Timeshare Industry Pumped $70 Billion into U.S. Economy in 2011
The U.S. timeshare industry contributed an estimated $70 billion in consumer and business spending to the national economy in 2011, according to a study conducted by Ernst & Young for the American Resort Development Association (ARDA). That economic stimulus includes a total of 493,000 jobs with $23 billion in income.
Overall, the travel industry has been creating jobs 26 percent faster than the rest of the economy since March 2011, creating 271,000 new jobs in that time, according to the U.S. Travel Association.
"With the easing of capital markets and pent up demand for travel and family vacations, sales are beginning to increase once again" says Howard Nusbaum, president and CEO of ARDA. "The $6.5 billion timeshare industry is making a major impact on local economies throughout the country. "It's encouraging to see these numbers - we aren't just bringing people a better way to vacation, we are making a serious bottom-line economic impact."
The impact of the timeshare industry on the U.S. economy extends beyond timeshare resorts themselves. The overall economic boost also encompasses sales and marketing offices, corporate operations, the construction of new resorts and renovation of existing resorts - not to mention the significant impact of expenditures of vacationers during timeshare stays.
The purpose of the study was to estimate the comprehensive private and public sector benefits generated by the timeshare industry.
Combined direct, indirect, and fiscal impacts in 2011 by the U.S. timeshare industry included $70 billion in consumer and business spending, 493,000 full- and part-time jobs, $23 billion in salaries and wages, and $7.7 billion in tax revenue. There are over 194,200 units in 1,548 timeshare resorts in the United States, encompassing a significant portion of the U.S. hospitality industry.
Spending by timeshare owners and guests during timeshare stays was estimated at $9.3 billion in 2011. About $1.5 billion was spent on-site at resorts, while $7.8 billion was spent off-site in the communities where the timeshare resorts are located.
In addition to private sector benefits, the timeshare industry contributes significantly more federal, state, and local tax revenue per employee than the average industry, totaling $7.7 billion in 2011.

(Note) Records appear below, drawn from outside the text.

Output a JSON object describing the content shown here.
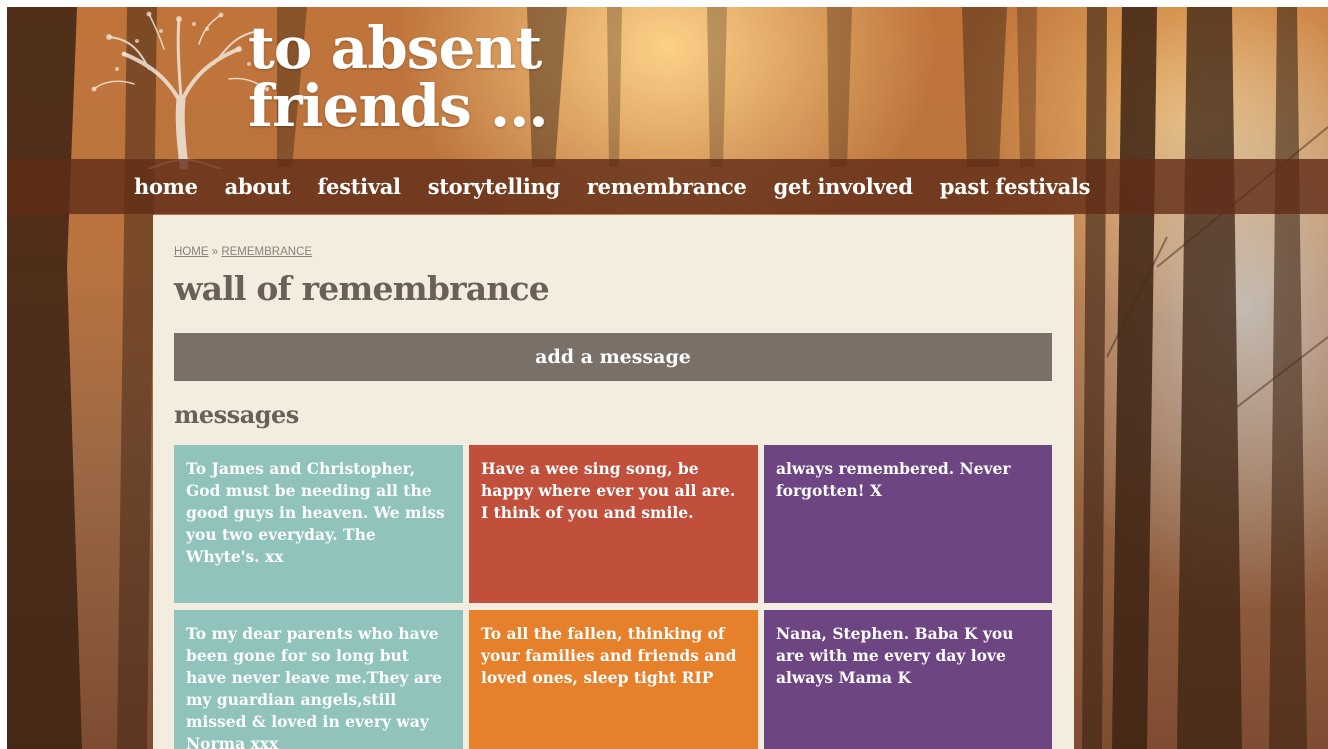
{
  "site": {
    "title_line1": "to absent",
    "title_line2": "friends ..."
  },
  "nav": {
    "items": [
      "home",
      "about",
      "festival",
      "storytelling",
      "remembrance",
      "get involved",
      "past festivals"
    ]
  },
  "breadcrumb": {
    "home": "HOME",
    "separator": "»",
    "current": "REMEMBRANCE"
  },
  "page": {
    "title": "wall of remembrance",
    "add_button_label": "add a message",
    "messages_heading": "messages"
  },
  "messages": [
    {
      "text": "To James and Christopher, God must be needing all the good guys in heaven. We miss you two everyday. The Whyte's. xx",
      "color": "#8fc3bb"
    },
    {
      "text": "Have a wee sing song, be happy where ever you all are. I think of you and smile.",
      "color": "#c04f3b"
    },
    {
      "text": "always remembered. Never forgotten! X",
      "color": "#6c4582"
    },
    {
      "text": "To my dear parents who have been gone for so long but have never leave me.They are my guardian angels,still missed & loved in every way Norma xxx",
      "color": "#8fc3bb"
    },
    {
      "text": "To all the fallen, thinking of your families and friends and loved ones, sleep tight RIP",
      "color": "#e6802a"
    },
    {
      "text": "Nana, Stephen. Baba K you are with me every day love always Mama K",
      "color": "#6c4582"
    }
  ]
}
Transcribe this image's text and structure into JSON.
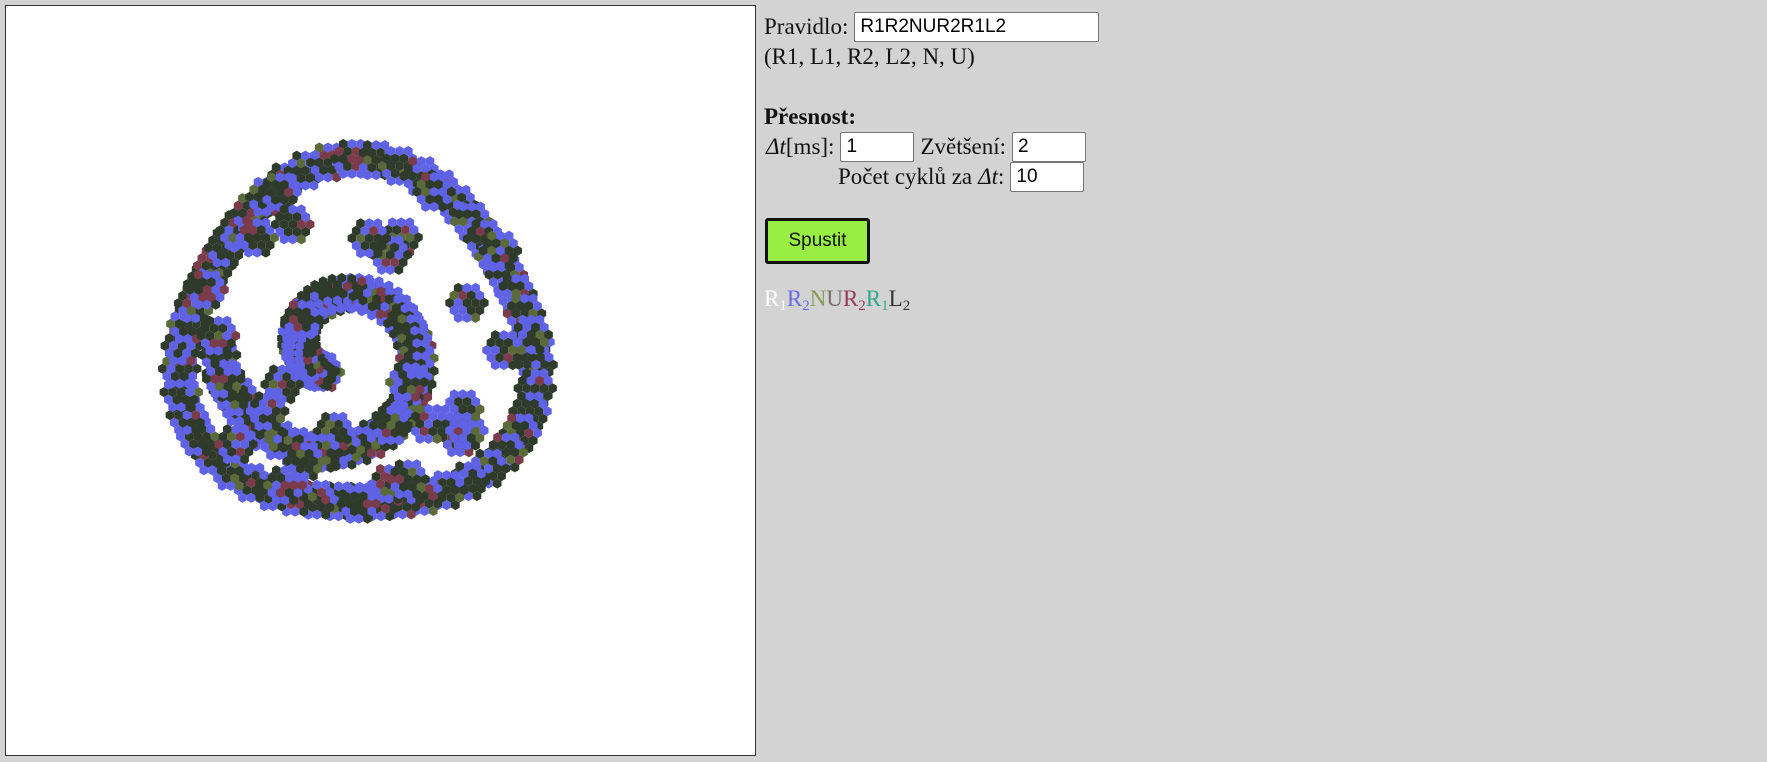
{
  "rule": {
    "label": "Pravidlo:",
    "value": "R1R2NUR2R1L2",
    "options": "(R1, L1, R2, L2, N, U)"
  },
  "precision": {
    "heading": "Přesnost:",
    "dt_symbol": "Δt",
    "dt_unit": "[ms]:",
    "dt_value": "1",
    "zoom_label": "Zvětšení:",
    "zoom_value": "2",
    "cycles_label": "Počet cyklů za",
    "cycles_symbol": "Δt",
    "cycles_colon": ":",
    "cycles_value": "10"
  },
  "run_button": {
    "label": "Spustit"
  },
  "colored_rule": [
    {
      "letter": "R",
      "sub": "1",
      "color": "#ffffff"
    },
    {
      "letter": "R",
      "sub": "2",
      "color": "#6a6ae8"
    },
    {
      "letter": "N",
      "sub": "",
      "color": "#8a9a56"
    },
    {
      "letter": "U",
      "sub": "",
      "color": "#7d6a6a"
    },
    {
      "letter": "R",
      "sub": "2",
      "color": "#9a3a5a"
    },
    {
      "letter": "R",
      "sub": "1",
      "color": "#2ea88a"
    },
    {
      "letter": "L",
      "sub": "2",
      "color": "#333333"
    }
  ],
  "palette": {
    "background": "#d3d3d3",
    "canvas": "#ffffff",
    "button": "#99ee44",
    "cells": [
      "#5f62e4",
      "#2f3b2a",
      "#7a3c4a",
      "#5a6a3a",
      "#2aa88a",
      "#222222"
    ]
  }
}
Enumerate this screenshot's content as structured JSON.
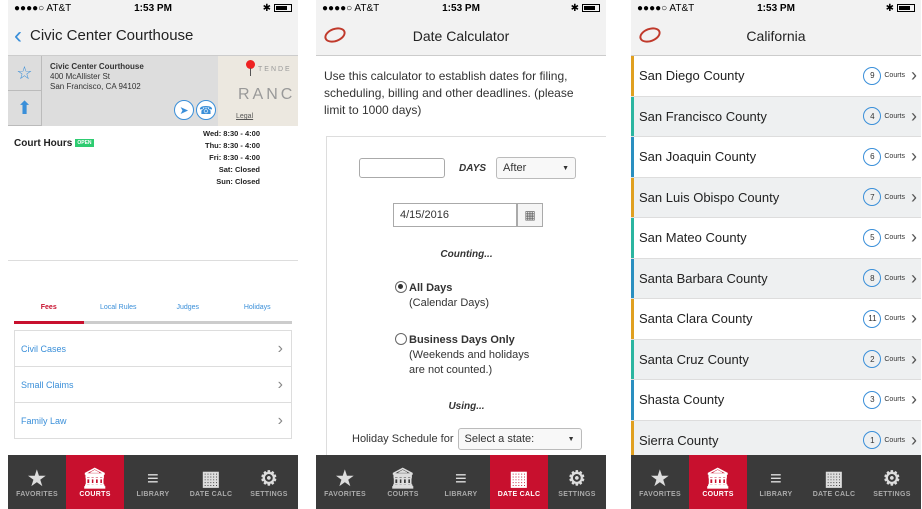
{
  "colors": {
    "accent_red": "#c8102e",
    "link_blue": "#3a8fd9",
    "tabbar": "#3a3a3a"
  },
  "status": {
    "carrier": "●●●●○ AT&T",
    "time": "1:53 PM",
    "bt": "✱"
  },
  "tabbar": [
    {
      "label": "FAVORITES",
      "icon": "star-icon"
    },
    {
      "label": "COURTS",
      "icon": "courthouse-icon"
    },
    {
      "label": "LIBRARY",
      "icon": "books-icon"
    },
    {
      "label": "DATE CALC",
      "icon": "calendar-icon"
    },
    {
      "label": "SETTINGS",
      "icon": "gear-icon"
    }
  ],
  "screen1": {
    "title": "Civic Center Courthouse",
    "address_name": "Civic Center Courthouse",
    "address_line1": "400 McAllister St",
    "address_line2": "San Francisco, CA 94102",
    "map_word": "RANC",
    "map_word_small": "TENDE",
    "legal": "Legal",
    "court_hours_label": "Court Hours",
    "open_badge": "OPEN",
    "schedule": [
      "Wed: 8:30 - 4:00",
      "Thu: 8:30 - 4:00",
      "Fri: 8:30 - 4:00",
      "Sat: Closed",
      "Sun: Closed"
    ],
    "subtabs": [
      "Fees",
      "Local Rules",
      "Judges",
      "Holidays"
    ],
    "fee_items": [
      "Civil Cases",
      "Small Claims",
      "Family Law"
    ]
  },
  "screen2": {
    "title": "Date Calculator",
    "intro": "Use this calculator to establish dates for filing, scheduling, billing and other deadlines. (please limit to 1000 days)",
    "days_label": "DAYS",
    "direction_value": "After",
    "date_value": "4/15/2016",
    "counting_label": "Counting...",
    "opt1_title": "All Days",
    "opt1_sub": "(Calendar Days)",
    "opt2_title": "Business Days Only",
    "opt2_sub1": "(Weekends and holidays",
    "opt2_sub2": "are not counted.)",
    "using_label": "Using...",
    "holiday_label": "Holiday Schedule for",
    "holiday_placeholder": "Select a state:"
  },
  "screen3": {
    "title": "California",
    "courts_word": "Courts",
    "counties": [
      {
        "name": "San Diego County",
        "count": "9",
        "bar": "#e0a020"
      },
      {
        "name": "San Francisco County",
        "count": "4",
        "bar": "#2bb5a0"
      },
      {
        "name": "San Joaquin County",
        "count": "6",
        "bar": "#2a8fc0"
      },
      {
        "name": "San Luis Obispo County",
        "count": "7",
        "bar": "#e0a020"
      },
      {
        "name": "San Mateo County",
        "count": "5",
        "bar": "#2bb5a0"
      },
      {
        "name": "Santa Barbara County",
        "count": "8",
        "bar": "#2a8fc0"
      },
      {
        "name": "Santa Clara County",
        "count": "11",
        "bar": "#e0a020"
      },
      {
        "name": "Santa Cruz County",
        "count": "2",
        "bar": "#2bb5a0"
      },
      {
        "name": "Shasta County",
        "count": "3",
        "bar": "#2a8fc0"
      },
      {
        "name": "Sierra County",
        "count": "1",
        "bar": "#e0a020"
      }
    ]
  }
}
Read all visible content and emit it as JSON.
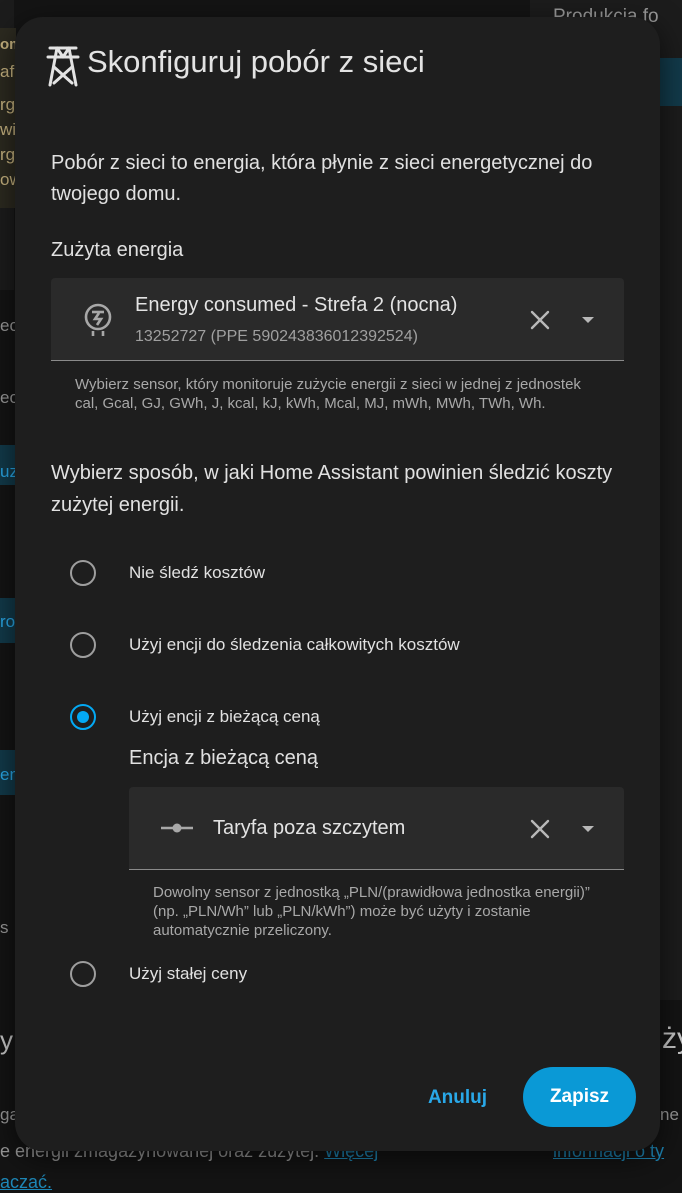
{
  "background": {
    "top_right_title": "Produkcja fo",
    "left_fragments": [
      "om",
      "afi",
      "rga",
      "wi",
      "rga",
      "ow",
      "ec",
      "ec",
      "uz",
      "ro",
      "en",
      "s",
      "y",
      "ga"
    ],
    "right_fragments": [
      "ży",
      "ne"
    ],
    "bottom_text": "e energii zmagazynowanej oraz zużytej.",
    "bottom_link_1": "Więcej",
    "bottom_link_2": "aczać.",
    "bottom_right_link": "informacji o ty"
  },
  "dialog": {
    "icon": "transmission-tower-icon",
    "title": "Skonfiguruj pobór z sieci",
    "intro": "Pobór z sieci to energia, która płynie z sieci energetycznej do twojego domu.",
    "energy_section_label": "Zużyta energia",
    "energy_picker": {
      "icon": "meter-electric-icon",
      "primary": "Energy consumed - Strefa 2 (nocna)",
      "secondary": "13252727 (PPE 590243836012392524)"
    },
    "energy_helper": "Wybierz sensor, który monitoruje zużycie energii z sieci w jednej z jednostek cal, Gcal, GJ, GWh, J, kcal, kJ, kWh, Mcal, MJ, mWh, MWh, TWh, Wh.",
    "cost_question": "Wybierz sposób, w jaki Home Assistant powinien śledzić koszty zużytej energii.",
    "options": [
      {
        "label": "Nie śledź kosztów",
        "checked": false
      },
      {
        "label": "Użyj encji do śledzenia całkowitych kosztów",
        "checked": false
      },
      {
        "label": "Użyj encji z bieżącą ceną",
        "checked": true
      },
      {
        "label": "Użyj stałej ceny",
        "checked": false
      }
    ],
    "price_entity_label": "Encja z bieżącą ceną",
    "price_picker": {
      "icon": "slider-input-icon",
      "value": "Taryfa poza szczytem"
    },
    "price_helper": "Dowolny sensor z jednostką „PLN/(prawidłowa jednostka energii)” (np. „PLN/Wh” lub „PLN/kWh”) może być użyty i zostanie automatycznie przeliczony.",
    "cancel_label": "Anuluj",
    "save_label": "Zapisz"
  },
  "colors": {
    "accent": "#03a9f4",
    "save_button": "#0a99d6",
    "dialog_bg": "#1e1e1e"
  }
}
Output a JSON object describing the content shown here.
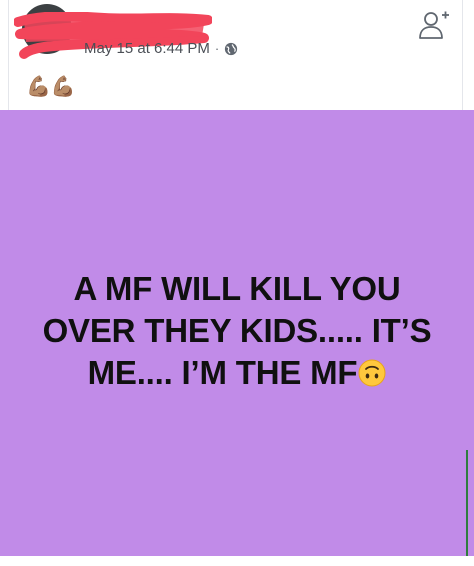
{
  "post": {
    "timestamp": "May 15 at 6:44 PM",
    "separator": "·",
    "privacy_icon": "globe-icon",
    "caption": "💪🏽💪🏽",
    "header_action_icon": "add-friend-icon",
    "background_text": {
      "line1": "A MF WILL KILL YOU",
      "line2": "OVER THEY KIDS..... IT’S",
      "line3": "ME.... I’M THE MF"
    },
    "background_color": "#c18be8"
  }
}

The American Resort Development Association (ARDA) is the Washington D.C.-based professional association representing the vacation ownership and resort development industries. Established in 1969, ARDA today has almost 1,000 members ranging from privately held firms to publicly traded companies and international corporations with expertise in shared ownership interests in leisure real estate. The membership also includes timeshare owner associations (HOAs), resort management companies, and owners through the ARDA Resort Owners Coalition (ARDA-ROC).